TASK GOAL: Based on the entries below, how many lines contain the word "likes"? Respond with only the number.

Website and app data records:
○ ○ ○ ○ ○ ○ ○
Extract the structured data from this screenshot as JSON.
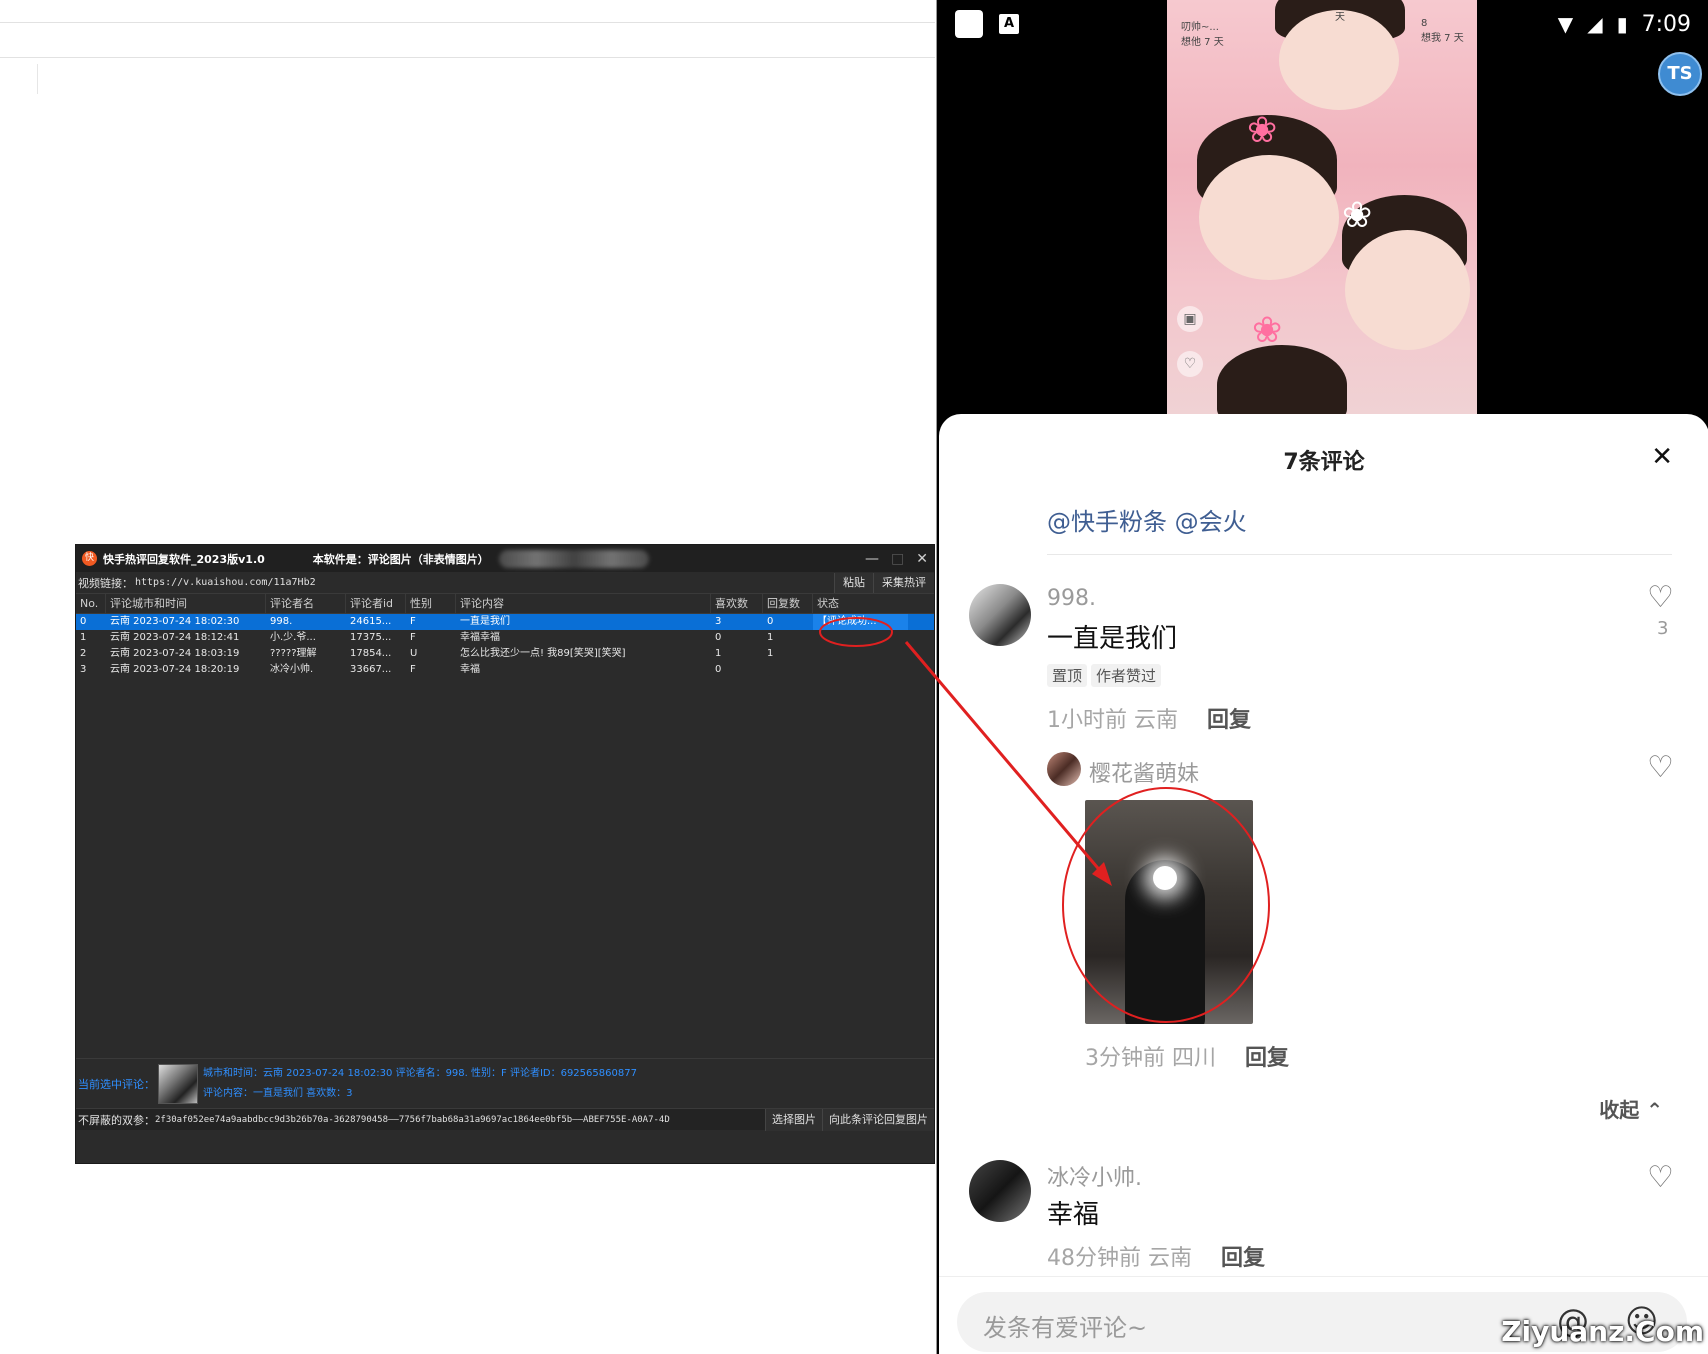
{
  "app": {
    "logo_glyph": "快",
    "title": "快手热评回复软件_2023版v1.0",
    "notice": "本软件是：评论图片（非表情图片）",
    "controls": {
      "minimize": "—",
      "maximize": "□",
      "close": "✕"
    },
    "url_label": "视频链接：",
    "url_value": "https://v.kuaishou.com/11a7Hb2",
    "paste_label": "粘贴",
    "collect_label": "采集热评",
    "columns": [
      "No.",
      "评论城市和时间",
      "评论者名",
      "评论者id",
      "性别",
      "评论内容",
      "喜欢数",
      "回复数",
      "状态"
    ],
    "rows": [
      {
        "no": "0",
        "city_time": "云南 2023-07-24 18:02:30",
        "name": "998.",
        "id": "24615...",
        "gender": "F",
        "content": "一直是我们",
        "likes": "3",
        "replies": "0",
        "status": "【评论成功..."
      },
      {
        "no": "1",
        "city_time": "云南 2023-07-24 18:12:41",
        "name": "小.少.爷...",
        "id": "17375...",
        "gender": "F",
        "content": "幸福幸福",
        "likes": "0",
        "replies": "1",
        "status": ""
      },
      {
        "no": "2",
        "city_time": "云南 2023-07-24 18:03:19",
        "name": "?????理解",
        "id": "17854...",
        "gender": "U",
        "content": "怎么比我还少一点! 我89[笑哭][笑哭]",
        "likes": "1",
        "replies": "1",
        "status": ""
      },
      {
        "no": "3",
        "city_time": "云南 2023-07-24 18:20:19",
        "name": "冰冷小帅.",
        "id": "33667...",
        "gender": "F",
        "content": "幸福",
        "likes": "0",
        "replies": "",
        "status": ""
      }
    ],
    "selected_label": "当前选中评论：",
    "selected_line1": "城市和时间：云南 2023-07-24 18:02:30 评论者名：998. 性别：F 评论者ID：692565860877",
    "selected_line2": "评论内容：一直是我们   喜欢数：3",
    "cookie_label": "不屏蔽的双参：",
    "cookie_value": "2f30af052ee74a9aabdbcc9d3b26b70a-3628790458——7756f7bab68a31a9697ac1864ee0bf5b——ABEF755E-A0A7-4D",
    "select_image_label": "选择图片",
    "reply_image_label": "向此条评论回复图片"
  },
  "phone": {
    "time": "7:09",
    "status_icons": {
      "wifi": "▼",
      "signal": "◢",
      "battery": "▮"
    },
    "video_caption_left": "叨帅~...\n想他 7 天",
    "video_caption_center": "天",
    "video_caption_right": "8\n想我 7 天",
    "ts_badge": "TS",
    "sheet_title": "7条评论",
    "close_glyph": "✕",
    "mention": "@快手粉条 @会火",
    "comments": [
      {
        "name": "998.",
        "text": "一直是我们",
        "tags": [
          "置顶",
          "作者赞过"
        ],
        "meta": "1小时前 云南",
        "reply": "回复",
        "likes": "3"
      },
      {
        "name": "樱花酱萌妹",
        "meta": "3分钟前 四川",
        "reply": "回复"
      },
      {
        "name": "冰冷小帅.",
        "text": "幸福",
        "meta": "48分钟前 云南",
        "reply": "回复"
      }
    ],
    "collapse_label": "收起 ⌃",
    "input_placeholder": "发条有爱评论~",
    "at_glyph": "@",
    "emoji_glyph": "☺",
    "heart_glyph": "♡"
  },
  "watermark": "Ziyuanz.Com",
  "colors": {
    "app_bg": "#2b2b2b",
    "selected_row": "#0a6fd6",
    "info_text": "#2f8fff",
    "annotation": "#e02020",
    "mention": "#3f5e92"
  }
}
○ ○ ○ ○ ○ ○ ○
ANSWER TO THE EXERCISE: 5